Wow – What a day Tuesday was, huh? I will leave most of the political out of this, mostly because it doesn’t belong here. What is relevant here, though, is how will this election affect the solar industry today and going forward?
When trying to project the future of a product, I head immediately to the stock market. People smarter than me act immediately on things like this. Let’s look at Wednesday, 11/9/16, results of some well-known solar companies.
SolarCity (SCTY) = -4%
Vivent (VSLR) = -6.2%
Canadian Solar (CSIQ) = -13.4%
SolarEdge (SEDG) = – 5.4%
SunPower (SPWR) = -14%
It wasn’t a good day to be invested in solar stocks as a whole, especially if you favor those on foreign soil. It was ugly, but not a complete disaster (except Canadian Solar), as solar is pretty volatile anyway. But overall, those people that are paid to evaluate the future of public companies and those with shares thought this was bad news from Washington.
One of Donald Trump’s main talking points throughout the year was that we (Americans) were losing jobs to outside countries, and he was going to bring the jobs back. Looking back at the stock market performance, I think we can see part of this in play. All solar stocks took a hit, as Trump is most likely a coal guy (more on this later), but the companies outside of the US got hit harder. Is this maybe going to be good news for Solarworld, Suniva, and other US manufacturers? Perhaps.
Donald Trump is thought (known?) to be into more traditional energy, like oil, gas, and coal. In fact, Trump has vowed to revive the coal industry as one way to create more American jobs and drive the economy.

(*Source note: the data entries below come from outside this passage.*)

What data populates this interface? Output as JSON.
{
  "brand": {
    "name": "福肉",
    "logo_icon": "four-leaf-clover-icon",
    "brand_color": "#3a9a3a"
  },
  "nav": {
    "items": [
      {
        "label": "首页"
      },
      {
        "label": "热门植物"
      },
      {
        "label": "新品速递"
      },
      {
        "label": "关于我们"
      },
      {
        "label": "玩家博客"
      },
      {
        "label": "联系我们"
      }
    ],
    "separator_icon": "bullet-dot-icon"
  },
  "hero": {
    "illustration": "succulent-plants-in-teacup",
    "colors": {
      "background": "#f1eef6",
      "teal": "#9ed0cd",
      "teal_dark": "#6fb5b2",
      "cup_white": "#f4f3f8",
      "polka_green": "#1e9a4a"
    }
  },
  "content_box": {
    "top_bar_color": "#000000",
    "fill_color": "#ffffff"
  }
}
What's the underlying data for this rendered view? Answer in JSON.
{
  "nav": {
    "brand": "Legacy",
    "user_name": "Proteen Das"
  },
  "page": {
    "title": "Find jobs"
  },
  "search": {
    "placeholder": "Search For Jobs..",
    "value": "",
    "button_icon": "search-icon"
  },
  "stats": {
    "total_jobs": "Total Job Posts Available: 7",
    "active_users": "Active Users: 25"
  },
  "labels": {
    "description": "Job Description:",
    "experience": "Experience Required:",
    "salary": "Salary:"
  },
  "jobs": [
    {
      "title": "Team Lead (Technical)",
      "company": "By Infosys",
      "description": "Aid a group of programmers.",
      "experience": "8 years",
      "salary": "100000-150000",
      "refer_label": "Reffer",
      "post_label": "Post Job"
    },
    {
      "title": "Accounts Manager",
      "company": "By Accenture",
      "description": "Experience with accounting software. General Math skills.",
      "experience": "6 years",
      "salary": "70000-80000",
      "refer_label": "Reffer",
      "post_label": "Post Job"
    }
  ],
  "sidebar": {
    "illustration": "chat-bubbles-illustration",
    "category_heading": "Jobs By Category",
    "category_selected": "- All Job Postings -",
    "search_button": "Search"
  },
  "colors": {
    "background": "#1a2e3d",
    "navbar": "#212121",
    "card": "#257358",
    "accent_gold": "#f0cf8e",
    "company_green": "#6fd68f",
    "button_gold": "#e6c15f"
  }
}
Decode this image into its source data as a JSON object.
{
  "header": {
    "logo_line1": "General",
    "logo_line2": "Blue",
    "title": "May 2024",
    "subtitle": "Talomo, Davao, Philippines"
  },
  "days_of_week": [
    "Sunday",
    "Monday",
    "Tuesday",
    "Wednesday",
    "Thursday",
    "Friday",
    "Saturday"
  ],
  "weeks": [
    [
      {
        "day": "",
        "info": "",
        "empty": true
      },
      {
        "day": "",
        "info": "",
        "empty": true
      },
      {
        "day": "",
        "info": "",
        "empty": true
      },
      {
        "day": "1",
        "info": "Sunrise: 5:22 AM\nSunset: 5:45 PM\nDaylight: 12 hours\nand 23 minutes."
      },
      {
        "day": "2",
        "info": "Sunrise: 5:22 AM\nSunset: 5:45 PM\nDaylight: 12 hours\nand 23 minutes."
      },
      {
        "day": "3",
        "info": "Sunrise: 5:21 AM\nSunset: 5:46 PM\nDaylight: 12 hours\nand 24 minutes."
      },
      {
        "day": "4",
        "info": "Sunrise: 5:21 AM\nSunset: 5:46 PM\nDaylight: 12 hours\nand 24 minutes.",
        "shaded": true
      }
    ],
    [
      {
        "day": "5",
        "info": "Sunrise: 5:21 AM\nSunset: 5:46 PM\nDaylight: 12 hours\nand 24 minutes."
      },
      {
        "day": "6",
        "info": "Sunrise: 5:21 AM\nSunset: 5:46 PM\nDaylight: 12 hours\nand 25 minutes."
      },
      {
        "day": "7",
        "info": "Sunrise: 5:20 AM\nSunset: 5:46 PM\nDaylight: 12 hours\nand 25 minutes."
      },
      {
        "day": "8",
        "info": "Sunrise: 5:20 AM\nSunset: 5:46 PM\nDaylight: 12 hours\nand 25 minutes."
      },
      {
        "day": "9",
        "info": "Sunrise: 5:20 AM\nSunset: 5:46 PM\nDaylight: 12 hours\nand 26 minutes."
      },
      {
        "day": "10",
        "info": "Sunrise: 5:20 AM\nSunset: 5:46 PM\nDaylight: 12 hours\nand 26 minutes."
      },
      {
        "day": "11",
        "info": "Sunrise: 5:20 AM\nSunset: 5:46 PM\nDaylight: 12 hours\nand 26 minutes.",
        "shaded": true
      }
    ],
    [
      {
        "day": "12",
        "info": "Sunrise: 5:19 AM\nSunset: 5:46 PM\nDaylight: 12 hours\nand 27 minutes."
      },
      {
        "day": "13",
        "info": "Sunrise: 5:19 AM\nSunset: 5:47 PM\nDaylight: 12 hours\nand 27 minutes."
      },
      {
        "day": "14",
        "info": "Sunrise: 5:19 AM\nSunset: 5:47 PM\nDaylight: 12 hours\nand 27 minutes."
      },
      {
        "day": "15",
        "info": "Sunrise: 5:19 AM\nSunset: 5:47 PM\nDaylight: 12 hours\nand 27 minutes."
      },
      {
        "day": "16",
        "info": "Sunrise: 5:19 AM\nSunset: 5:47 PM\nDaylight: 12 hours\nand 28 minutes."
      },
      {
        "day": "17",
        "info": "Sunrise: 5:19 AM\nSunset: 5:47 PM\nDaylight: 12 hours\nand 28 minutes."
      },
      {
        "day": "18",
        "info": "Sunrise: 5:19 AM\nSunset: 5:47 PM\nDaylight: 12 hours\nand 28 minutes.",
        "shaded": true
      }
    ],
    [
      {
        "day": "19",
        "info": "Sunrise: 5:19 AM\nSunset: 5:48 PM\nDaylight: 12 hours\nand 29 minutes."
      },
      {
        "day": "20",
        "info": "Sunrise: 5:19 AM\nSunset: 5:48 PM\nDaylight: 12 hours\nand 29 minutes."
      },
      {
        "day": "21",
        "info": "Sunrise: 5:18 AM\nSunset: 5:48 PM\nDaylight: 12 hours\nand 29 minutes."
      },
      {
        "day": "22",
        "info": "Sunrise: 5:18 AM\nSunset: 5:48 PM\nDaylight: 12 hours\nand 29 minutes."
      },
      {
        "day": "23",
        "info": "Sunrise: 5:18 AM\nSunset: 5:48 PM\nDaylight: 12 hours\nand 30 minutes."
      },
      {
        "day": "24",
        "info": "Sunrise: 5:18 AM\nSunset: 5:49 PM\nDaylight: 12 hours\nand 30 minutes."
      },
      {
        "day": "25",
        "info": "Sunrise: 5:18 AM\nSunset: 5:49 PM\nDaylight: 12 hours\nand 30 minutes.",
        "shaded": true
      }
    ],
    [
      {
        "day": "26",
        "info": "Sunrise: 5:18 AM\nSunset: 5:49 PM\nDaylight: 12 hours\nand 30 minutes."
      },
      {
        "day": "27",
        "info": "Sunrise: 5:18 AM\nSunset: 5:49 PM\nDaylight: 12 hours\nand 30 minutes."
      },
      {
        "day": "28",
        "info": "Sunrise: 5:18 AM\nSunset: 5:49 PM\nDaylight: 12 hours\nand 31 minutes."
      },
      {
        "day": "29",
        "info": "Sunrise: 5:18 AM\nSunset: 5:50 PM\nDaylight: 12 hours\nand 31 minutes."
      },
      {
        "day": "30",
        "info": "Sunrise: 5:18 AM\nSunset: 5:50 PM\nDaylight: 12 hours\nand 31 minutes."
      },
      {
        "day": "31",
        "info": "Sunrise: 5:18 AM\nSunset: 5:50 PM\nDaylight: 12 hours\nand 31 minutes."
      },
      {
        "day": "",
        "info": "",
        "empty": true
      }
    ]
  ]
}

This seems to be neutral at best for solar, but if there is dollar shuffling to support one industry or the other, it seems traditional would get this support.
So where are we? We know that Trump favors more traditional energy sources and jobs, as well as Wall Street reacting very negatively to Trump heading to the White House. Are we doomed? Is the tax credit going to be torn up? Well, one place I keep coming back to is JOBS. Donald Trump wants to create jobs. Solar creates jobs! Let’s dig in:
According to the National Solar Jobs Census, solar is adding workers at a rate of nearly 12 times faster than the overall economy! Solar industry employment has grown by 123% in the past 6 years, or >115K jobs! That is significant. Solar had a 20.2% growth rate from 2014 to 2015, and was expected to continue a similar increase from 2015 to 2016! JOBS! This is a big advantage for solar – Trump and his advisors must evaluate the cost and resulting job creation from solar versus the cost and job creation in other energy sectors. Basically, even if it is a wash in cost, does it make sense to eliminate X number of jobs in solar to increase by the same X somewhere else? It seems like solar is a proven growing industry, providing US jobs, and sure doesn’t seem to be low hanging fruit.
One more large issue – the elephant in the room – is the ITC. As you most likely know, Congress voted to extend the ITC through 2019, with decreased returns in 2020 and again in 2021. This federal tax credit is responsible for helping offset the large initial cost of solar installations, thus driving the market. Will Trump tear it up entirely? End it early? I think at this point, there is no way to know. We do know it creates a lot of jobs, so we have that in our corner. But, yeah, eliminating that sure would put a damper on things.
For anyone to predict what Donald Trump is going to do in the White House is just guessing at this point. I have seen some other sites use this as a way to drive sales by using the Trump start day as a deadline. We are not going to push this agenda, though we are more than happy to help you if you are thinking this way. I think we are just trying to make sense of it all, and use the information at our disposal to try to make educated decisions about tomorrow and the next.
Thank you for visiting Tandem Solar.